But Large Trusts Will Make Road to Socialism Easier, Author Says in Speech to Liberal Club

"In spite of Sherman anti-trust acts and 'big sticks,' the movement toward monopoly continues," said Harry W. Laidler, Executive Director of the League for Industrial Democracy, last night at a meeting of the Liberal Club in the Lowell House Common Room. "However," he continued, "big monopolies make Socialism easy." Dr. Laidler also claimed that the separation of ownership and management which is so widespread today invalidates the argument that industry can be run only with profit as an incentive.

Dr. Laidler opened his speech with a description of the vast extent of monopoly in certain fields. According to figures given by him, the United States Steel Corporation controls one half to two-thirds of the iron ore of the country, the Mellon family controls 90 per cent of the aluminum ore, and that seven-eighths of the chewing-gum in the United States is manufactured by Wrigley.
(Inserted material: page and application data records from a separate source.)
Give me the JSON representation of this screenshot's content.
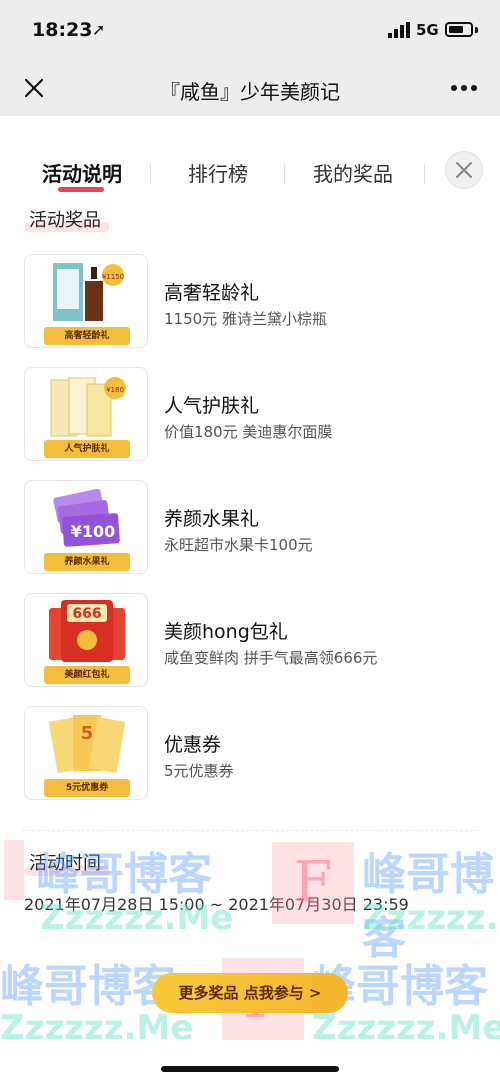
{
  "status_bar": {
    "time": "18:23",
    "network": "5G"
  },
  "nav": {
    "title": "『咸鱼』少年美颜记"
  },
  "tabs": [
    {
      "label": "活动说明",
      "active": true
    },
    {
      "label": "排行榜",
      "active": false
    },
    {
      "label": "我的奖品",
      "active": false
    }
  ],
  "prizes_section": {
    "label": "活动奖品"
  },
  "prizes": [
    {
      "title": "高奢轻龄礼",
      "description": "1150元 雅诗兰黛小棕瓶",
      "thumb_label": "高奢轻龄礼",
      "thumb_badge": "¥1150"
    },
    {
      "title": "人气护肤礼",
      "description": "价值180元 美迪惠尔面膜",
      "thumb_label": "人气护肤礼",
      "thumb_badge": "¥180"
    },
    {
      "title": "养颜水果礼",
      "description": "永旺超市水果卡100元",
      "thumb_label": "养颜水果礼",
      "thumb_badge": "¥100"
    },
    {
      "title": "美颜hong包礼",
      "description": "咸鱼变鲜肉   拼手气最高领666元",
      "thumb_label": "美颜红包礼",
      "thumb_badge": "666"
    },
    {
      "title": "优惠券",
      "description": "5元优惠券",
      "thumb_label": "5元优惠券",
      "thumb_badge": "5"
    }
  ],
  "time_section": {
    "label": "活动时间",
    "range": "2021年07月28日 15:00 ~ 2021年07月30日 23:59"
  },
  "cta": {
    "label": "更多奖品  点我参与 >"
  },
  "watermark": {
    "cn": "峰哥博客",
    "en": "Zzzzzz.Me",
    "letter": "F"
  },
  "colors": {
    "accent": "#e9435a",
    "cta": "#f5b530",
    "nav_bg": "#ededed"
  }
}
He also said that one per cent of the banks of the country control more capital than the other 99 per cent combined.

"The old type of competition is a thing of the past," he went on to say. "The reason that the war between the cigarette and candy manufacturers ended so abruptly, is that Schulte and the United cigar stores bought a great many of the candy shops."

Dr. Laidler concluded with the statement that he thought that in spite of the N.R.A. the monopoly movement would continue.